For both partners, it’s a great idea to:
- Talk with a couples therapist or marriage counselor who can help you understand how gender roles may have shaped your personal lives and how they could be currently affecting your relationship. A mental health professional could help you process and unpack when things seem unclear or uncertain.
- Confront any anxiety or shame you feel about discussing sex and your sexual needs. If our physical needs aren’t voiced to our partners, then they’re less likely to be met. Evidence suggests that a fulfilling sex life goes hand in hand with balanced mental health and a successful long-term relationship.
- Expect the other partner to always initiate sex, or to be willing at the same time as you. Men are consistently expected to initiate sex, and when their female partners aren’t receptive, this can create feelings of rejection or frustration. Similarly, women may want to initiate sex—but feel as though it’s not within their gender role to do so.
- Shy away from emotional intimacy. Men can be afraid to reveal their sensitive side but should remember that women typically (not always) need more emotional involvement and lead up to physical intimacy in order for it to be truly enjoyable. Women should also be patient with their male partners, who may have been raised to stifle their emotions in order to appear strong.

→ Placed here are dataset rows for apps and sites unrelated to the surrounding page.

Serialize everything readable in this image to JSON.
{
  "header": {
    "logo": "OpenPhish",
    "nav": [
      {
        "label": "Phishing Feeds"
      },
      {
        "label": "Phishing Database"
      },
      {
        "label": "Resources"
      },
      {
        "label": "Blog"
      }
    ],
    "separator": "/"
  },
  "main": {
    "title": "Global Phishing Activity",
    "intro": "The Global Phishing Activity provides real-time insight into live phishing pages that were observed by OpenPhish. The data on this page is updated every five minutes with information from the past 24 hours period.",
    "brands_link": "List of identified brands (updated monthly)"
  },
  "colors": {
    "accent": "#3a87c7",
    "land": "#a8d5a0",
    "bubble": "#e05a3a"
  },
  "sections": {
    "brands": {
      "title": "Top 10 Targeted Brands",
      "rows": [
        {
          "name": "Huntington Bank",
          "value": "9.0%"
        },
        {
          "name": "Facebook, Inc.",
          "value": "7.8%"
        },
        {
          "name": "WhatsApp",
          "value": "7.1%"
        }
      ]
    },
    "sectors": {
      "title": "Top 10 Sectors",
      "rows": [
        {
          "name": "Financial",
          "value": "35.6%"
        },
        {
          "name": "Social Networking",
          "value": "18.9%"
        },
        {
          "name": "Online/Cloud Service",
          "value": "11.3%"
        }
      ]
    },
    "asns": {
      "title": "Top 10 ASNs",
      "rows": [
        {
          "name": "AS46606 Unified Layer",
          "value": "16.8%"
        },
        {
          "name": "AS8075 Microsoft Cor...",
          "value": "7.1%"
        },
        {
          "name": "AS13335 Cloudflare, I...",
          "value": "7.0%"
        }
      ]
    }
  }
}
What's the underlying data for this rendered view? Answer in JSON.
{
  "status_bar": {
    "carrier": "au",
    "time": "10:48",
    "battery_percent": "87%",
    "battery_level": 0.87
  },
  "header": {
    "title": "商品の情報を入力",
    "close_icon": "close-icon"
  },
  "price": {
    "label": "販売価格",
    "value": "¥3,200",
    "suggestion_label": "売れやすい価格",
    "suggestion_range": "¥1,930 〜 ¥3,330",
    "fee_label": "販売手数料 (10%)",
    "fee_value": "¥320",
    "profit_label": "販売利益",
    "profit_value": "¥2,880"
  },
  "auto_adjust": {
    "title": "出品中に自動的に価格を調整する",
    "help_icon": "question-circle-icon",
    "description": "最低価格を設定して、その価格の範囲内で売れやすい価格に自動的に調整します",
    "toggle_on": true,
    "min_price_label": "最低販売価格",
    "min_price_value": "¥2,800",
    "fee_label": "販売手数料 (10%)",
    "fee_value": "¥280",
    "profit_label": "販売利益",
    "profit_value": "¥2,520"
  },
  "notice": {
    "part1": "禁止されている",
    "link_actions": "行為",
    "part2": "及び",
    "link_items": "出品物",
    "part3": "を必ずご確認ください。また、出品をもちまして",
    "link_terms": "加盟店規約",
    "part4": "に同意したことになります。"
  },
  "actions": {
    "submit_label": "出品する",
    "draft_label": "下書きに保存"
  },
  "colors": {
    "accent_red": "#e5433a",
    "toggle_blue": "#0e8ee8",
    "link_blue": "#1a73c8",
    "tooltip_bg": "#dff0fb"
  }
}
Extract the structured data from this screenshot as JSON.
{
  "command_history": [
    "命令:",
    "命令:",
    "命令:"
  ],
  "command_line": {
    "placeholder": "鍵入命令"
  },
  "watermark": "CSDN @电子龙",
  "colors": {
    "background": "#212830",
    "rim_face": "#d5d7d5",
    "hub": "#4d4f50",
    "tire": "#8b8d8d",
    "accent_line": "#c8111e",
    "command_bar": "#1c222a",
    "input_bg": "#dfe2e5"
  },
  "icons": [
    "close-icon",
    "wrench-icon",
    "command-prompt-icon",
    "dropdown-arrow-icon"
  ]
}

Gender roles aren’t going away any time soon; they’re more likely to continue to adapt and evolve. But by increasing our awareness of how they can govern our sexual expectations and ability to physically connect with our partners, gender roles can have less of an effect on romantic relationships between men and women.